Burke a beast: Michigan’s Trey Burke, a 6-foot sophomore guard from Columbus, Ohio, who averages 18.8 ppg with 236 assists against 75 turnovers in 35 games, is a finalist for Naismith Player of the Year with Indiana’s Victor Oladipo, Creighton’s Doug McDermott and Georgetown’s Otto Porter.

Tim Hardaway, Jr., a 6-6 guard from Miami, Fla., completes perhaps the best backcourt in the country. He averages 14.9 ppg and 4.6 rebounds a game with 76 assists to 66 turnovers.

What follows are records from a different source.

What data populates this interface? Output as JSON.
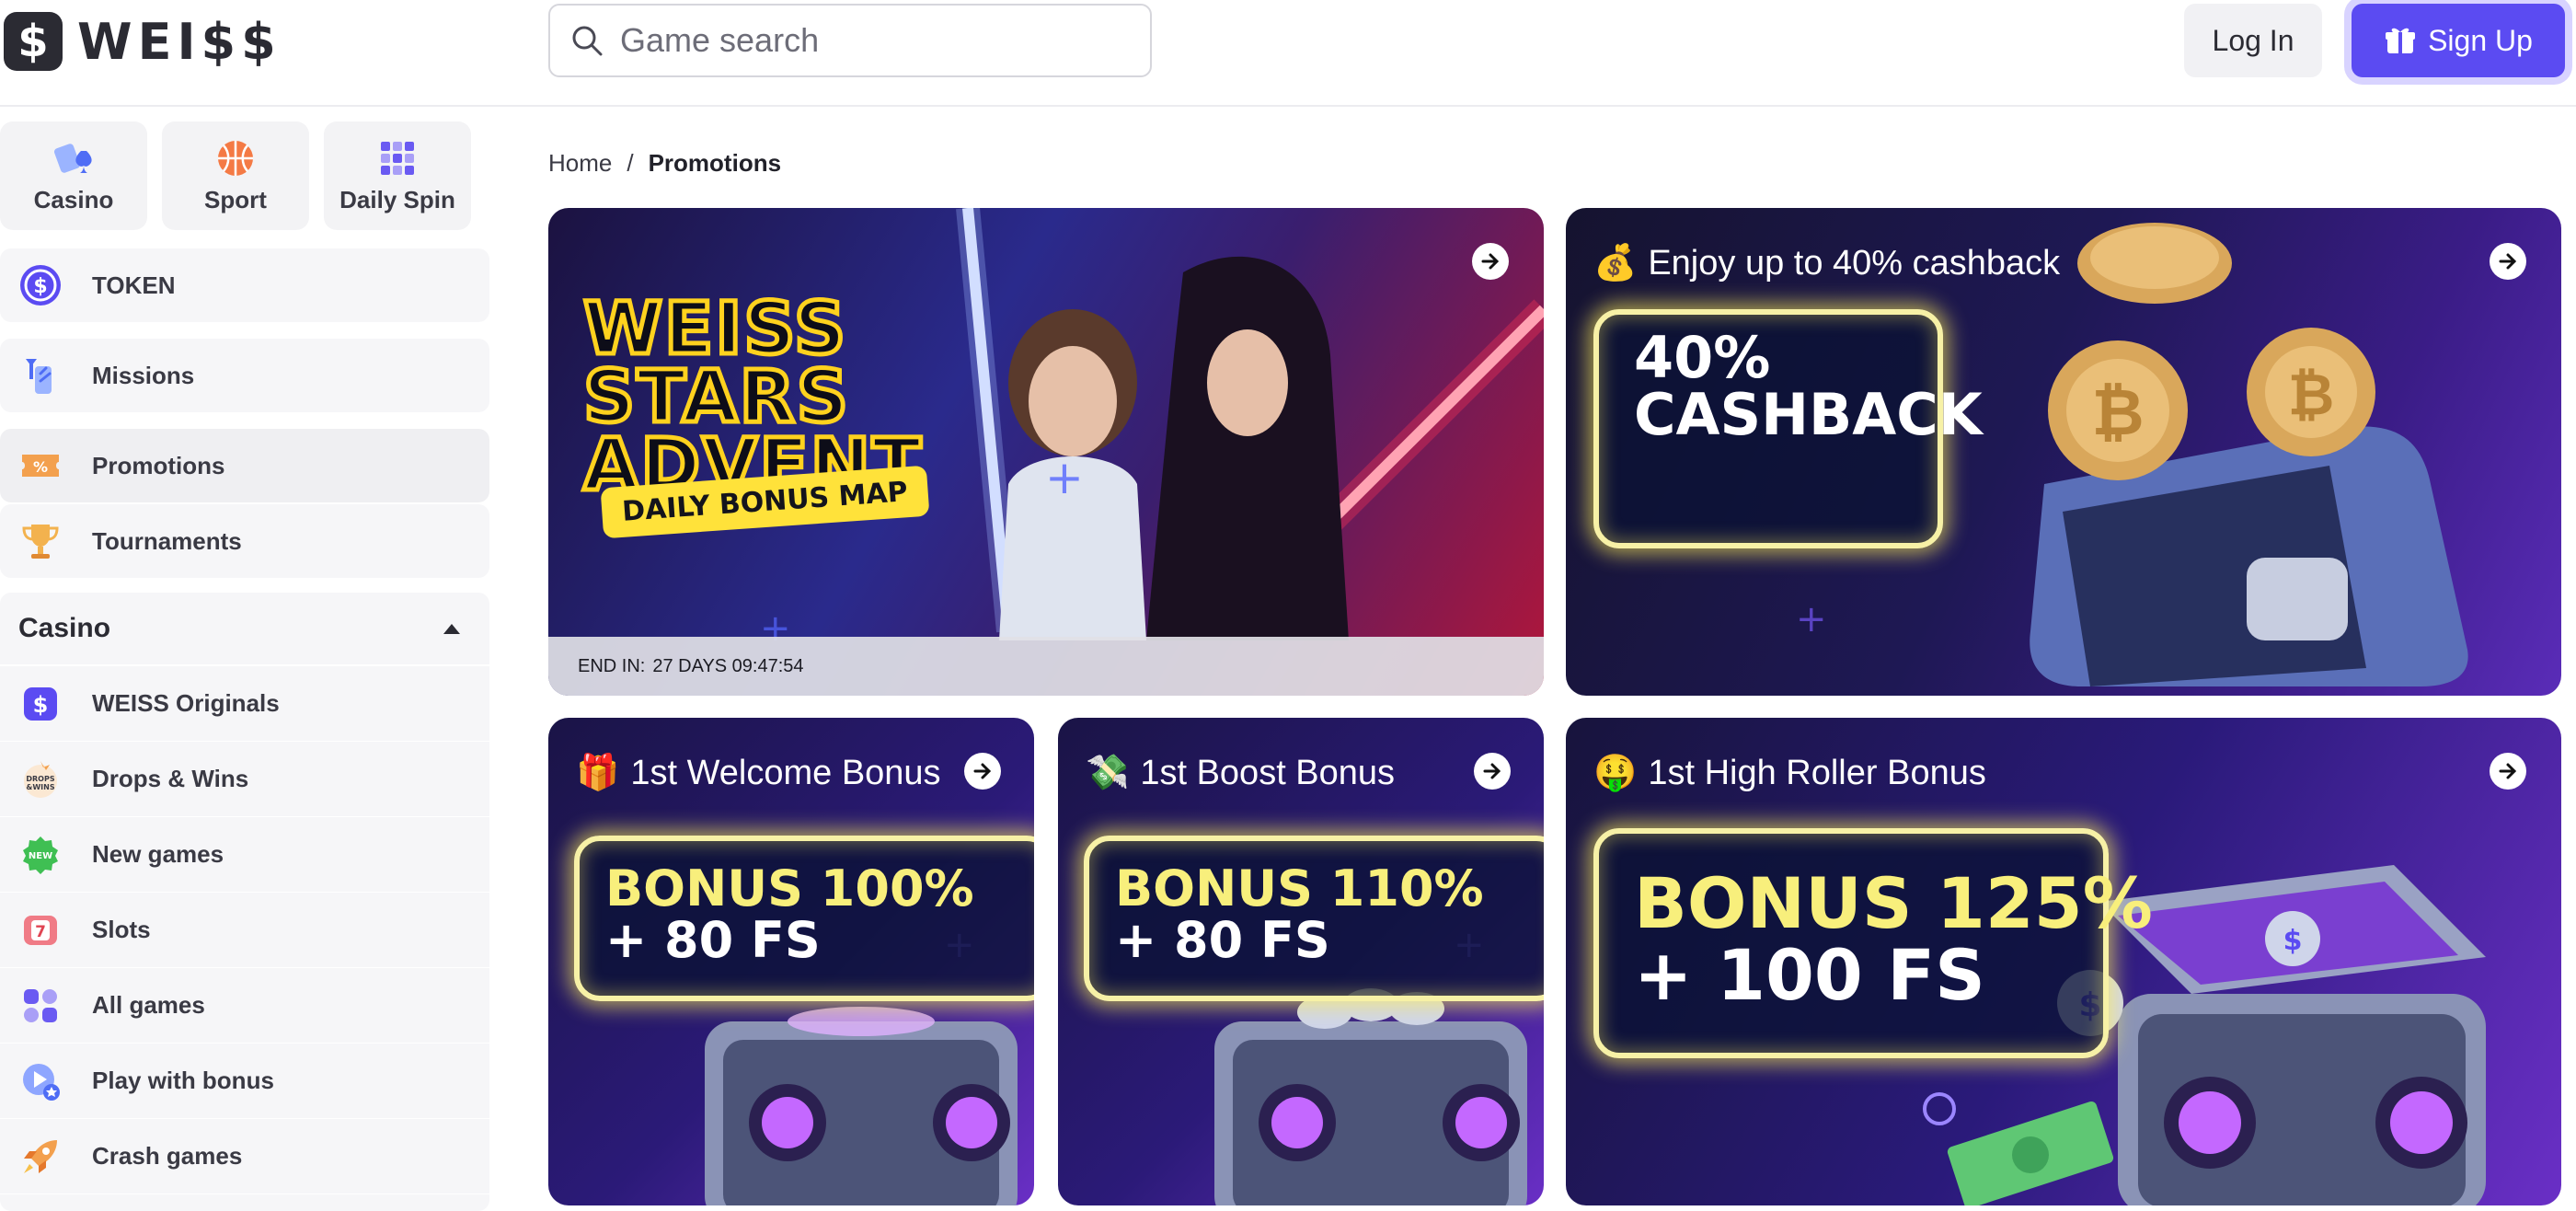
{
  "brand": {
    "logo_letter": "$",
    "name": "WEI$$"
  },
  "search": {
    "placeholder": "Game search"
  },
  "header": {
    "login_label": "Log In",
    "signup_label": "Sign Up"
  },
  "sidebar": {
    "top_categories": [
      {
        "label": "Casino",
        "icon": "cards-icon"
      },
      {
        "label": "Sport",
        "icon": "basketball-icon"
      },
      {
        "label": "Daily Spin",
        "icon": "grid-icon"
      }
    ],
    "items": [
      {
        "label": "TOKEN",
        "icon": "token-icon"
      },
      {
        "label": "Missions",
        "icon": "missions-icon"
      },
      {
        "label": "Promotions",
        "icon": "ticket-icon"
      },
      {
        "label": "Tournaments",
        "icon": "trophy-icon"
      }
    ],
    "casino_group": {
      "title": "Casino",
      "items": [
        {
          "label": "WEISS Originals",
          "icon": "originals-icon"
        },
        {
          "label": "Drops & Wins",
          "icon": "drops-icon",
          "icon_text": "DROPS &WINS"
        },
        {
          "label": "New games",
          "icon": "new-badge-icon",
          "icon_text": "NEW"
        },
        {
          "label": "Slots",
          "icon": "slot-icon",
          "icon_text": "7"
        },
        {
          "label": "All games",
          "icon": "all-games-icon"
        },
        {
          "label": "Play with bonus",
          "icon": "play-bonus-icon"
        },
        {
          "label": "Crash games",
          "icon": "rocket-icon"
        }
      ]
    }
  },
  "breadcrumb": {
    "home": "Home",
    "separator": "/",
    "current": "Promotions"
  },
  "promos": {
    "advent": {
      "line1": "WEISS",
      "line2": "STARS",
      "line3": "ADVENT",
      "tag": "DAILY BONUS MAP",
      "timer_label": "END IN:",
      "timer_value": "27 DAYS 09:47:54"
    },
    "cashback": {
      "emoji": "💰",
      "title": "Enjoy up to 40% cashback",
      "big1": "40%",
      "big2": "CASHBACK"
    },
    "welcome": {
      "emoji": "🎁",
      "title": "1st Welcome Bonus",
      "big1": "BONUS 100%",
      "big2": "+ 80 FS"
    },
    "boost": {
      "emoji": "💸",
      "title": "1st Boost Bonus",
      "big1": "BONUS 110%",
      "big2": "+ 80 FS"
    },
    "highroller": {
      "emoji": "🤑",
      "title": "1st High Roller Bonus",
      "big1": "BONUS 125%",
      "big2": "+ 100 FS"
    }
  },
  "colors": {
    "accent": "#5b4bf2",
    "neon_yellow": "#f7f1a6",
    "promo_bg": "#2a1470"
  }
}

“I don’t think we have any edge going into this game,” Hardaway Jr. told ESPN radio in comments printed in the Detroit Free Press. “Both teams are similar, both have bigs that have great motors, they’ve got guards, wings that are capable of having any type of game when you’re playing against them. I don’t think (anyone) has an edge. You’ve got to do what you’re doing and keep on having fun, like we’re doing.”

Wolverines rugged foe: KU coach Self’s early take on Michigan, a team that went 12-6 in the Big 10. Michigan beat South Dakota State (71-56) and VCU (78-53) in second- and third-round tourney games.

“In order to cut down the nets, we’ve got to prepare for another two-game tournament,” Self said. “We’re playing a team that demolished an unbelievable basketball team (VCU). When Michigan plays well, they are definitely a top five team in the country. We’ve got our work cut out.”

He wasn’t crying: The Springfield News-Leader pointed out that the North Carolina fan who was shown cringing on TV after a vicious blocked shot by Jeff Withey was Chase Allen, son of Missouri State football coach Terry Allen.

Terry Allen, a former KU head football coach, and his family members are Carolina basketball fans. Allen is a close friend of UNC coach Roy Williams..

The paper, by the way, pointed out that Chase Allen was not crying as suggested by some.

South Regional info: KU’s shootaround, which is open to the public, will run from 2:10 to 3 p.m. Thursday in Cowboys Stadium in Arlington, Texas.